Detroit’s Millender Center is named in honor of Millender, a civil rights activist who was the driving force behind early African-American political power in Detroit and beyond.The Robert L. and Louise Millender Memorial Lecture series at Wayne State also honors his memory.
“Detroit has had so many angels, leaders and supporters who were great warriors and doers,” Reed said. “The city and its people prepared many of the nation’s leaders. I have learned that if you are sincere and want to do something worthwhile, Detroit has angels who will help you.”

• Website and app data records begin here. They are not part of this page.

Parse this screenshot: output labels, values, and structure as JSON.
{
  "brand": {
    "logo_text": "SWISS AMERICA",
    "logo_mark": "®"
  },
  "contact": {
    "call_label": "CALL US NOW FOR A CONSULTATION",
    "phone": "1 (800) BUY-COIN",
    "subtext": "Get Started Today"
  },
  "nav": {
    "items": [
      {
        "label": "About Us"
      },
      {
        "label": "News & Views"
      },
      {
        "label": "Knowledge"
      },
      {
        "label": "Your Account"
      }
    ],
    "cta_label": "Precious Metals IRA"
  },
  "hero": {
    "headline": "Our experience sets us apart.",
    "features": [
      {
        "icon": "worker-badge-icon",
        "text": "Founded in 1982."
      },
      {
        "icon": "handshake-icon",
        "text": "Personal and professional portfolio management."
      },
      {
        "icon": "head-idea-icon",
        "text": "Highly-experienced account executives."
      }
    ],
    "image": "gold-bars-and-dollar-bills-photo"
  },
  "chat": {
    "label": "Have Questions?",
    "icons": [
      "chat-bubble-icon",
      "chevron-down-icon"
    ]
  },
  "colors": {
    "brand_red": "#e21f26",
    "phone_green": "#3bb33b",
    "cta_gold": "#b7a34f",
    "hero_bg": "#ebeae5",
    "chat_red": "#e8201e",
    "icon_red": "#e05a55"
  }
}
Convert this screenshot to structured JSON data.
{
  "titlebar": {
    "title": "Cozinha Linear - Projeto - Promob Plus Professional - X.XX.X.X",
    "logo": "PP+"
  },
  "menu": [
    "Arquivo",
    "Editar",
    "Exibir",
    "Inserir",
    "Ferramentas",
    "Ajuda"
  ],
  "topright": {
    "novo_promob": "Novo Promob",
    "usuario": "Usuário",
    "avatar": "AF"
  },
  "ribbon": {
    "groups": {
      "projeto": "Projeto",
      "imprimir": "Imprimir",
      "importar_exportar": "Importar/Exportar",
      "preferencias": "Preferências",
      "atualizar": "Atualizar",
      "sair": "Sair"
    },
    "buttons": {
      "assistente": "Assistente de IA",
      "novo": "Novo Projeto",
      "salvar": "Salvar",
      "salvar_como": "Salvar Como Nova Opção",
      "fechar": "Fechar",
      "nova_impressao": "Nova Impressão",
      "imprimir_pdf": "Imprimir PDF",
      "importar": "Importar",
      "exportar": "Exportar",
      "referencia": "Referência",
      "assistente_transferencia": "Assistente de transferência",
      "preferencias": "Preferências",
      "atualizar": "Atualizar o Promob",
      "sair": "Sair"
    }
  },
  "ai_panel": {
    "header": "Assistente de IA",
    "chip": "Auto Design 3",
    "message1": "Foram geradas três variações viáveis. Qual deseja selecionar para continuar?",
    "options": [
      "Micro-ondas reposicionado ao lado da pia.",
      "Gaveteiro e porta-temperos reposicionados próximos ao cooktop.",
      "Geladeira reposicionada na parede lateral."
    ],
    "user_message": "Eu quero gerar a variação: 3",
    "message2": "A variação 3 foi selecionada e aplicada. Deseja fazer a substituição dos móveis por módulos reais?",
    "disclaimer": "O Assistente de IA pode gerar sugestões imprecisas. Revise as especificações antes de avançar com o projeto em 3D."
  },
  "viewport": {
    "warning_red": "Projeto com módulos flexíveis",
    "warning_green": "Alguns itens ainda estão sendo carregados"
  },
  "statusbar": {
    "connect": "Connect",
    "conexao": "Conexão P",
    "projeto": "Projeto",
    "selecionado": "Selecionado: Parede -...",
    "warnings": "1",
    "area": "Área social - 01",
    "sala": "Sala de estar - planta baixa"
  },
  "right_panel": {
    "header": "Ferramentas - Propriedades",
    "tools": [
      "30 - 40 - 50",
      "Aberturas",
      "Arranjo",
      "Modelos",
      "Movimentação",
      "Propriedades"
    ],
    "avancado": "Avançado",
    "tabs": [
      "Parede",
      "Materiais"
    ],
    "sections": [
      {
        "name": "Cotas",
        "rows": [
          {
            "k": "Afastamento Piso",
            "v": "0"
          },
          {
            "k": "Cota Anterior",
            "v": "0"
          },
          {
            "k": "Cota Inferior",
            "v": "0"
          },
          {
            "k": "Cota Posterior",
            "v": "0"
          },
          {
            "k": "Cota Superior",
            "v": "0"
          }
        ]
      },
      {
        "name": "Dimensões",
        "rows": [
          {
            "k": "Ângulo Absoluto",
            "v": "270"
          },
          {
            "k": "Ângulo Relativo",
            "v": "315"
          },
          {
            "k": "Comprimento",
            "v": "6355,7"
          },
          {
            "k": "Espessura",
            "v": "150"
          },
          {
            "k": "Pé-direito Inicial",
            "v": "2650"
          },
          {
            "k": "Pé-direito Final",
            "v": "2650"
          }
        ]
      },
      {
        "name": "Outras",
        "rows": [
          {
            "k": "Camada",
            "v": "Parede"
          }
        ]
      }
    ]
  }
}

As a newly minted attorney, Reed became an agent for professional athletes and entertainers. In 1980, he was hired to help work out some tax planning for the Muhammad Ali vs. George Foreman boxing event in Zaire. Then, he was drafted to resolve tax problems holding up a Detroit match featuring Thomas Hearns and PepinoCuevas. Thereafter, Reed was appointed to negotiate the $30 million fight between Hearns and Sugar Ray Leonard. That was a key point in Reed’s legal career. His reputation made, he went on to represent athletes and entertainers of the highest echelon for three decades, all the while maintaining his interest in collecting and preserving history.
In 1990, another key event in his life took place, seemingly out of the blue.
“Mrs. Rosa Parks walked into my office and asked me to be her attorney,” Reed said.“She was one of the most notable great persons I ever met, a saint above all who prepared me to be more humble in all of my affairs.”
Reed created a plan to resurrect her legacy, which was largely overlooked at the time, he said. With his guidance and promotion, Parks was awarded the Presidential Medal of Freedom in 1996 and Congressional Gold Medal in 1999. A U.S. postage stamp was created in her honor, as was a museum in Montgomery, Ala. And as a result, her “quiet strength” — a term coined by Reed — lives on to inspire new generations.
Reed was appointed to serve as the attorney for Nelson Mandela’s Detroit committee in preparation for the South African icon’s first visit to the city. But he didn’t actually met Mandela until 2008, when Reed served as his personal escort to the South African exhibit of “Dear Mr. Mandela … Dear Mrs. Parks: Children’s Letters, Global Lessons.” That exhibit will be shown in 2014 at the Muhammad Ali Center in Louisville, KY.
“The irony of it is that I was chosen to be a part of the original planning committee for that center to have it built,” Reed said. “Now the center will have one of my exhibits. I was also once selected as the co-chairman to host Muhammad Ali’s Detroit visit and accompanied him during his visit.”
On His Own Legacy
“We cannot allow the gains we have made to erode.”
Reed, who has helped to preserve the legacy of so many people, hopes his own legacy is one that helps to inspire all people, despite their circumstances.
“I have used the scarce resources of what I had to advance humanity despite the odds that were against me and so many others,” he said.
“My message to Detroit and to the world is that we must come together and live as one. We cannot allow the gains we have made to erode. Although we have a long way to go, I do believe that we can achieve Dr. Martin Luther King Jr.’s dream for a better world. From time to time, I catch a glimpse of that world. I can see a world where children do not learn hatred in their homes. I can see a world where mothers and fathers have the last and most important word. I can see a world in which all adults protect the innocence of children. I can see a world in which people do not call each other names based on skin color. I can see a world free of acts of violence.”
“I can see a world in which people of all races and all religions work together to improve the quality of life for everyone. If we will look to God and work together — not only here but everywhere — then others will see this world, too, and help to make it a reality.”